Sig Collins Recognized as Outstanding Kansas Earth Team Individual Volunteer

Sig Collins (l) presented Earth Team award by Sheldon HightowerSig Collins, South Hutchinson, Kansas, is the winner of the U.S. Department of Agriculture’s Natural Resources Conservation Service (NRCS) Outstanding Kansas Earth Team Individual Volunteer Award.

The Earth Team is NRCS’ volunteer workforce.  NRCS partners with conservation groups and others to ensure private lands are conserved, restored, and more resilient to environmental challenges.  Working side-by-side with farmers and ranchers, NRCS identifies natural resource concerns, such as soil erosion and water quality issues, and develops unique conservation plans for restoring and protecting resources.

Collins has served as a board member on the Citizens Management Committee of the Cheney Lake Watershed, Inc.  This grassroots organization was formed by the City of Wichita and the local Reno County Conservation District who work together to improve the water quality of Cheney Lake and the Ninnescah River. 

Collins has volunteered approximately 70 hours per year and 1,700 hours since 1994 to educate fellow farmers, ranchers, and landowners.  He has even hosted meetings and field days on his ranch and helped with education programs for children. 

Collins understands the importance of teaching the future generations.  Each year, he volunteers at the local Reno County Water Festival.  All the fourth graders in the county are invited to attend this festival to learn about this valuable resource. 

Raised on the banks of the Ninnescah River, Collins developed a deep love for the Kansas prairie and has a tremendous impact on conservation in central Kansas.

From teaching grade school children about water quality to hosting federal policy makers on his ranch, Collins has had a tremendous impact on conservation in central Kansas. 

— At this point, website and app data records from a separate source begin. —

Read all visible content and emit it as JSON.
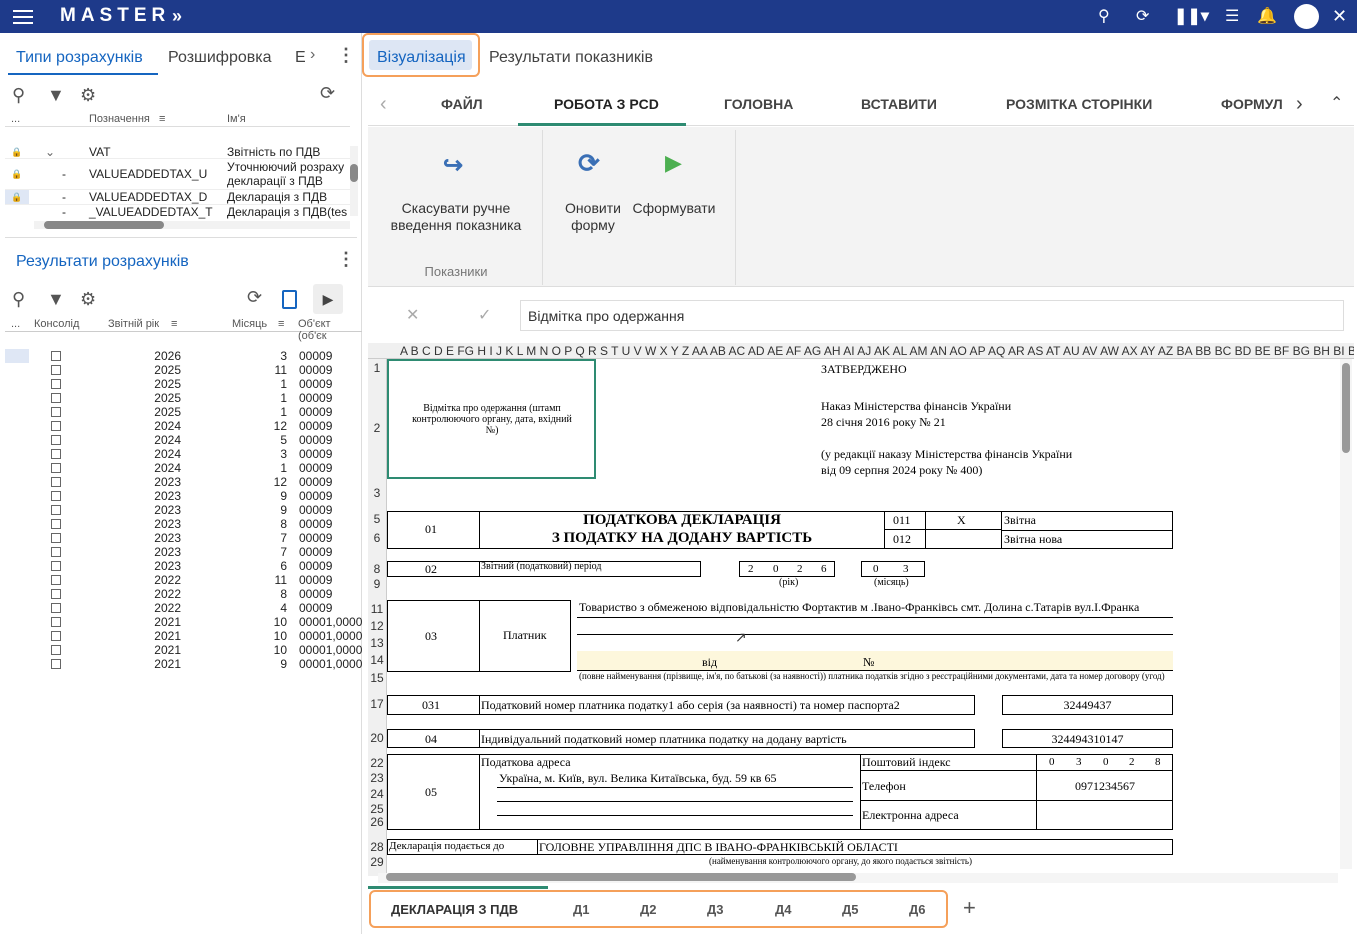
{
  "app": {
    "logo": "MASTER",
    "chevron": "»"
  },
  "left": {
    "tabs": [
      "Типи розрахунків",
      "Розшифровка",
      "Е"
    ],
    "grid1": {
      "headers": [
        "...",
        "Позначення",
        "Ім'я"
      ],
      "rows": [
        {
          "code": "VAT",
          "name": "Звітність по ПДВ"
        },
        {
          "code": "VALUEADDEDTAX_U",
          "name": "Уточнюючий розраху"
        },
        {
          "code": "",
          "name": "декларації з ПДВ"
        },
        {
          "code": "VALUEADDEDTAX_D",
          "name": "Декларація з ПДВ"
        },
        {
          "code": "_VALUEADDEDTAX_T",
          "name": "Декларація з ПДВ(tes"
        }
      ]
    },
    "results_title": "Результати розрахунків",
    "grid2": {
      "headers": [
        "...",
        "Консолід",
        "Звітній рік",
        "Місяць",
        "Об'єкт (об'єк"
      ],
      "rows": [
        [
          "2026",
          "3",
          "00009"
        ],
        [
          "2025",
          "11",
          "00009"
        ],
        [
          "2025",
          "1",
          "00009"
        ],
        [
          "2025",
          "1",
          "00009"
        ],
        [
          "2025",
          "1",
          "00009"
        ],
        [
          "2024",
          "12",
          "00009"
        ],
        [
          "2024",
          "5",
          "00009"
        ],
        [
          "2024",
          "3",
          "00009"
        ],
        [
          "2024",
          "1",
          "00009"
        ],
        [
          "2023",
          "12",
          "00009"
        ],
        [
          "2023",
          "9",
          "00009"
        ],
        [
          "2023",
          "9",
          "00009"
        ],
        [
          "2023",
          "8",
          "00009"
        ],
        [
          "2023",
          "7",
          "00009"
        ],
        [
          "2023",
          "7",
          "00009"
        ],
        [
          "2023",
          "6",
          "00009"
        ],
        [
          "2022",
          "11",
          "00009"
        ],
        [
          "2022",
          "8",
          "00009"
        ],
        [
          "2022",
          "4",
          "00009"
        ],
        [
          "2021",
          "10",
          "00001,0000"
        ],
        [
          "2021",
          "10",
          "00001,0000"
        ],
        [
          "2021",
          "10",
          "00001,0000"
        ],
        [
          "2021",
          "9",
          "00001,0000"
        ]
      ]
    }
  },
  "right": {
    "top_tabs": [
      "Візуалізація",
      "Результати показників"
    ],
    "ribbon_tabs": [
      "ФАЙЛ",
      "РОБОТА З PCD",
      "ГОЛОВНА",
      "ВСТАВИТИ",
      "РОЗМІТКА СТОРІНКИ",
      "ФОРМУЛ"
    ],
    "ribbon": {
      "cancel": "Скасувати ручне введення показника",
      "group": "Показники",
      "refresh": "Оновити форму",
      "generate": "Сформувати"
    },
    "formula_value": "Відмітка про одержання",
    "col_headers": "A   B   C   D  E   FG H I  J K L M N O P Q R S T U V W X Y Z AA AB AC AD AE AF AG AH AI AJ AK AL AM AN AO AP AQ AR AS AT AU AV AW AX AY AZ BA BB BC BD BE BF   BG      BH      BI     BJ BK BL BM BN BO BP BQ BR BS BT BU BV BW BX BY BZ CA CB CC CD CE CF CG CH CI CJ CK",
    "sheet_tabs": [
      "ДЕКЛАРАЦІЯ З ПДВ",
      "Д1",
      "Д2",
      "Д3",
      "Д4",
      "Д5",
      "Д6"
    ]
  },
  "doc": {
    "stamp": "Відмітка про одержання (штамп контролюючого органу, дата, вхідний №)",
    "approved": "ЗАТВЕРДЖЕНО",
    "order1": "Наказ Міністерства фінансів України",
    "order2": "28 січня 2016 року № 21",
    "order3": "(у редакції наказу Міністерства фінансів України",
    "order4": "від 09 серпня 2024 року № 400)",
    "title1": "ПОДАТКОВА ДЕКЛАРАЦІЯ",
    "title2": "З ПОДАТКУ НА ДОДАНУ ВАРТІСТЬ",
    "c01": "01",
    "c011": "011",
    "c012": "012",
    "x": "X",
    "zv": "Звітна",
    "zvn": "Звітна нова",
    "c02": "02",
    "period": "Звітний (податковий) період",
    "year_digits": [
      "2",
      "0",
      "2",
      "6"
    ],
    "month_digits": [
      "0",
      "3"
    ],
    "rik": "(рік)",
    "mis": "(місяць)",
    "c03": "03",
    "payer": "Платник",
    "payer_name": "Товариство з обмеженою відповідальністю Фортактив м .Івано-Франківсь смт. Долина с.Татарів вул.І.Франка",
    "vid": "від",
    "no": "№",
    "payer_note": "(повне найменування (прізвище, ім'я, по батькові (за наявності)) платника податків згідно з реєстраційними документами, дата та номер договору (угод)",
    "c031": "031",
    "taxno_lbl": "Податковий номер платника податку1 або серія (за наявності) та номер паспорта2",
    "taxno": "32449437",
    "c04": "04",
    "ipn_lbl": "Індивідуальний податковий номер платника податку на додану вартість",
    "ipn": "324494310147",
    "c05": "05",
    "addr_lbl": "Податкова адреса",
    "addr": "Україна, м. Київ, вул. Велика Китаївська, буд. 59  кв 65",
    "postal": "Поштовий індекс",
    "postal_digits": [
      "0",
      "3",
      "0",
      "2",
      "8"
    ],
    "phone_lbl": "Телефон",
    "phone": "0971234567",
    "email_lbl": "Електронна адреса",
    "submit_lbl": "Декларація подається до",
    "submit_to": "ГОЛОВНЕ УПРАВЛІННЯ ДПС В ІВАНО-ФРАНКІВСЬКІЙ ОБЛАСТІ",
    "submit_note": "(найменування контролюючого органу, до якого подається звітність)"
  },
  "colors": {
    "brand": "#1e3a8a",
    "accent": "#1565c0",
    "highlight": "#f5a05a"
  }
}
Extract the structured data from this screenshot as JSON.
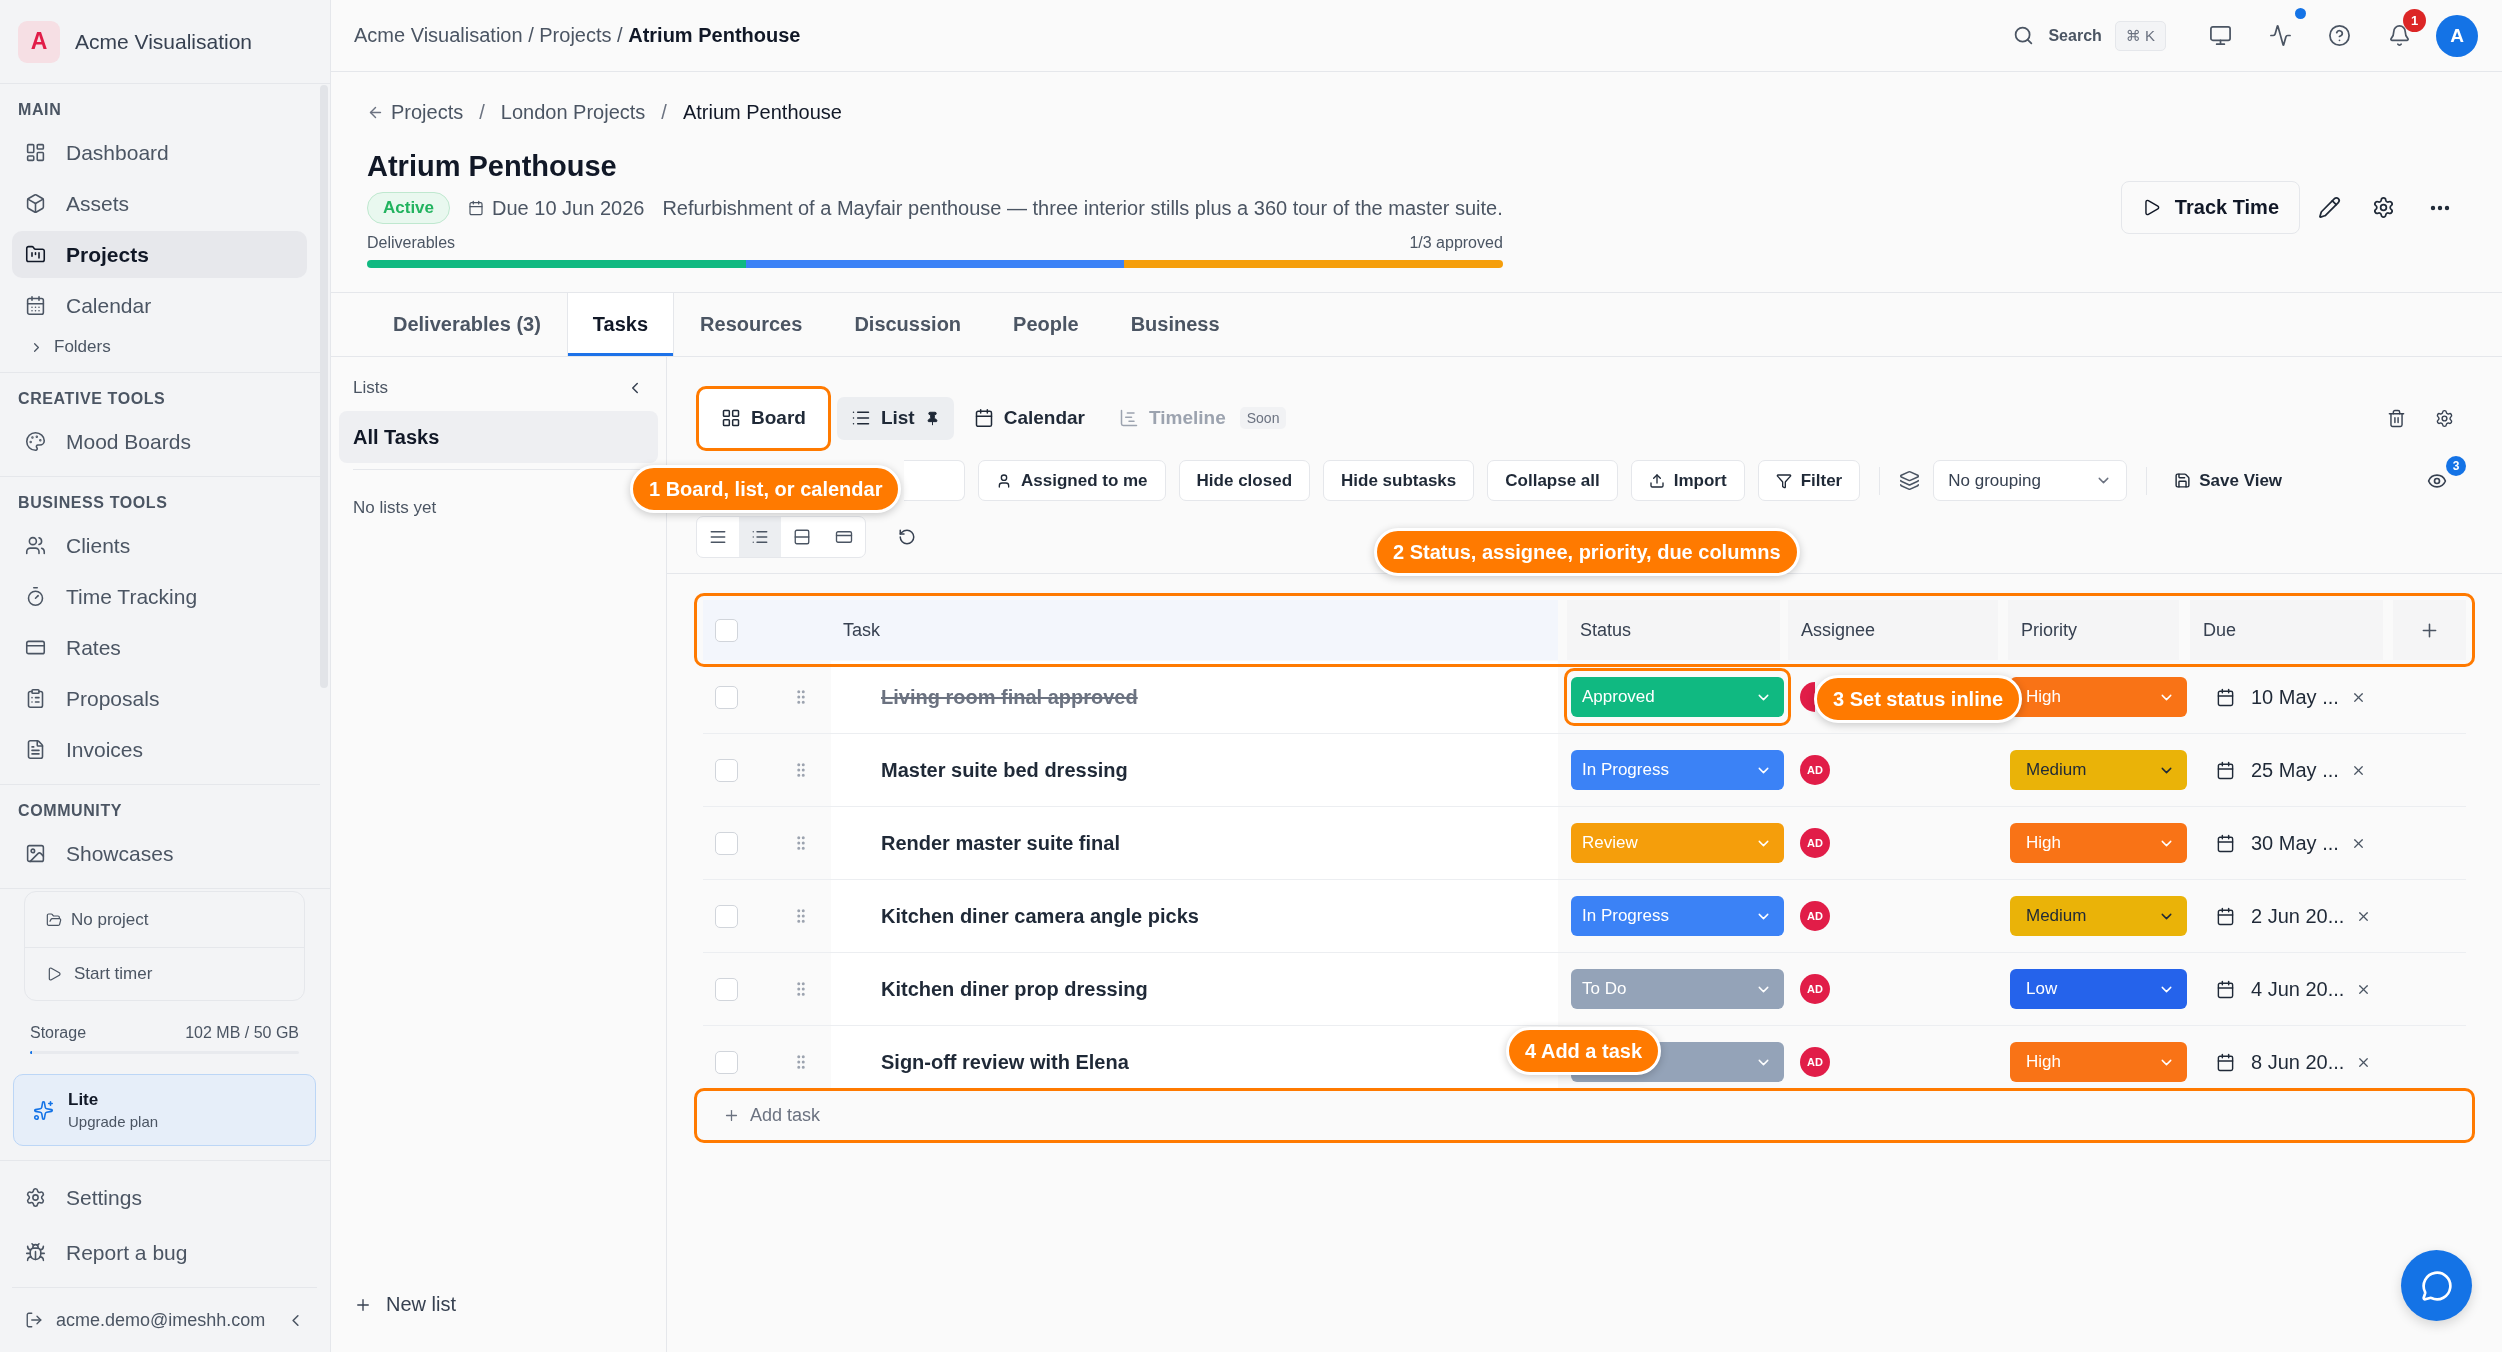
{
  "workspace": {
    "initial": "A",
    "name": "Acme Visualisation"
  },
  "sidebar": {
    "sections": [
      {
        "title": "MAIN",
        "items": [
          {
            "kind": "link",
            "label": "Dashboard",
            "selected": false
          },
          {
            "kind": "link",
            "label": "Assets",
            "selected": false
          },
          {
            "kind": "link",
            "label": "Projects",
            "selected": true
          },
          {
            "kind": "link",
            "label": "Calendar",
            "selected": false
          },
          {
            "kind": "group",
            "label": "Folders",
            "selected": false,
            "expanded": false
          }
        ]
      },
      {
        "title": "CREATIVE TOOLS",
        "items": [
          {
            "kind": "link",
            "label": "Mood Boards",
            "selected": false
          }
        ]
      },
      {
        "title": "BUSINESS TOOLS",
        "items": [
          {
            "kind": "link",
            "label": "Clients",
            "selected": false
          },
          {
            "kind": "link",
            "label": "Time Tracking",
            "selected": false
          },
          {
            "kind": "link",
            "label": "Rates",
            "selected": false
          },
          {
            "kind": "link",
            "label": "Proposals",
            "selected": false
          },
          {
            "kind": "link",
            "label": "Invoices",
            "selected": false
          }
        ]
      },
      {
        "title": "COMMUNITY",
        "items": [
          {
            "kind": "link",
            "label": "Showcases",
            "selected": false
          }
        ]
      }
    ],
    "timer": {
      "project": "No project",
      "action": "Start timer"
    },
    "storage": {
      "label": "Storage",
      "reading": "102 MB / 50 GB",
      "level": 0.002
    },
    "plan": {
      "name": "Lite",
      "action": "Upgrade plan"
    },
    "footer_items": [
      {
        "label": "Settings"
      },
      {
        "label": "Report a bug"
      }
    ],
    "account": {
      "email": "acme.demo@imeshh.com"
    }
  },
  "topbar": {
    "breadcrumb": "Acme Visualisation / Projects / **Atrium Penthouse**",
    "search": {
      "label": "Search",
      "shortcut": "⌘ K"
    },
    "activity_unread": true,
    "notification_count": "1",
    "avatar_initial": "A"
  },
  "project": {
    "breadcrumb": {
      "items": [
        {
          "label": "Projects",
          "current": false
        },
        {
          "label": "London Projects",
          "current": false
        },
        {
          "label": "Atrium Penthouse",
          "current": true
        }
      ],
      "separators": [
        "/",
        "/"
      ]
    },
    "title": "Atrium Penthouse",
    "status": "Active",
    "due": "Due 10 Jun 2026",
    "description": "Refurbishment of a Mayfair penthouse — three interior stills plus a 360 tour of the master suite.",
    "progress": {
      "label": "Deliverables",
      "reading": "1/3 approved",
      "segments": [
        {
          "color": "#10b981"
        },
        {
          "color": "#3b82f6"
        },
        {
          "color": "#f59e0b"
        }
      ]
    },
    "track_time": "Track Time"
  },
  "tabs": [
    {
      "label": "Deliverables (3)",
      "selected": false
    },
    {
      "label": "Tasks",
      "selected": true
    },
    {
      "label": "Resources",
      "selected": false
    },
    {
      "label": "Discussion",
      "selected": false
    },
    {
      "label": "People",
      "selected": false
    },
    {
      "label": "Business",
      "selected": false
    }
  ],
  "lists_panel": {
    "title": "Lists",
    "items": [
      {
        "label": "All Tasks",
        "selected": true
      }
    ],
    "empty_text": "No lists yet",
    "new_list": "New list"
  },
  "views": [
    {
      "kind": "board",
      "label": "Board",
      "selected": false,
      "highlighted": true,
      "pinned": false,
      "disabled": false
    },
    {
      "kind": "list",
      "label": "List",
      "selected": true,
      "highlighted": false,
      "pinned": true,
      "disabled": false
    },
    {
      "kind": "calendar",
      "label": "Calendar",
      "selected": false,
      "highlighted": false,
      "pinned": false,
      "disabled": false
    },
    {
      "kind": "timeline",
      "label": "Timeline",
      "selected": false,
      "highlighted": false,
      "pinned": false,
      "disabled": true,
      "badge": "Soon"
    }
  ],
  "toolbar": {
    "buttons": [
      {
        "kind": "assigned",
        "label": "Assigned to me"
      },
      {
        "kind": "plain",
        "label": "Hide closed"
      },
      {
        "kind": "plain",
        "label": "Hide subtasks"
      },
      {
        "kind": "plain",
        "label": "Collapse all"
      },
      {
        "kind": "import",
        "label": "Import"
      },
      {
        "kind": "filter",
        "label": "Filter"
      }
    ],
    "grouping": "No grouping",
    "save_view": "Save View",
    "visibility_badge": "3",
    "density": [
      {
        "kind": "lines",
        "selected": false
      },
      {
        "kind": "list",
        "selected": true
      },
      {
        "kind": "rows",
        "selected": false
      },
      {
        "kind": "cards",
        "selected": false
      }
    ]
  },
  "table": {
    "highlighted": true,
    "select_all_checked": false,
    "columns": [
      "Task",
      "Status",
      "Assignee",
      "Priority",
      "Due"
    ],
    "rows": [
      {
        "title": "Living room final approved",
        "completed": true,
        "checked": false,
        "status": {
          "label": "Approved",
          "color": "#10b981",
          "highlighted": true
        },
        "assignee": {
          "kind": "avatar"
        },
        "priority": {
          "label": "High",
          "color": "#f97316"
        },
        "due": "10 May ..."
      },
      {
        "title": "Master suite bed dressing",
        "completed": false,
        "checked": false,
        "status": {
          "label": "In Progress",
          "color": "#3b82f6",
          "highlighted": false
        },
        "assignee": {
          "kind": "avatar",
          "initials": "AD"
        },
        "priority": {
          "label": "Medium",
          "color": "#eab308"
        },
        "due": "25 May ..."
      },
      {
        "title": "Render master suite final",
        "completed": false,
        "checked": false,
        "status": {
          "label": "Review",
          "color": "#f59e0b",
          "highlighted": false
        },
        "assignee": {
          "kind": "avatar",
          "initials": "AD"
        },
        "priority": {
          "label": "High",
          "color": "#f97316"
        },
        "due": "30 May ..."
      },
      {
        "title": "Kitchen diner camera angle picks",
        "completed": false,
        "checked": false,
        "status": {
          "label": "In Progress",
          "color": "#3b82f6",
          "highlighted": false
        },
        "assignee": {
          "kind": "avatar",
          "initials": "AD"
        },
        "priority": {
          "label": "Medium",
          "color": "#eab308"
        },
        "due": "2 Jun 20..."
      },
      {
        "title": "Kitchen diner prop dressing",
        "completed": false,
        "checked": false,
        "status": {
          "label": "To Do",
          "color": "#94a3b8",
          "highlighted": false
        },
        "assignee": {
          "kind": "avatar",
          "initials": "AD"
        },
        "priority": {
          "label": "Low",
          "color": "#2563eb"
        },
        "due": "4 Jun 20..."
      },
      {
        "title": "Sign-off review with Elena",
        "completed": false,
        "checked": false,
        "status": {
          "color": "#94a3b8",
          "highlighted": false
        },
        "assignee": {
          "kind": "avatar",
          "initials": "AD"
        },
        "priority": {
          "label": "High",
          "color": "#f97316"
        },
        "due": "8 Jun 20..."
      }
    ]
  },
  "add_task": {
    "label": "Add task",
    "highlighted": true
  },
  "callouts": [
    "1 Board, list, or calendar",
    "2 Status, assignee, priority, due columns",
    "3 Set status inline",
    "4 Add a task"
  ]
}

“Earth Team volunteers allow us to stretch available resources, which helps us assist landowners in putting additional conservation practices on the ground,” NRCS Acting State Conservationist Sheldon Hightower said.  “These volunteer efforts help us improve the environment for everyone.  We all benefit, including the volunteers, many of whom tell us that they find their volunteer work enjoyable and personally rewarding.”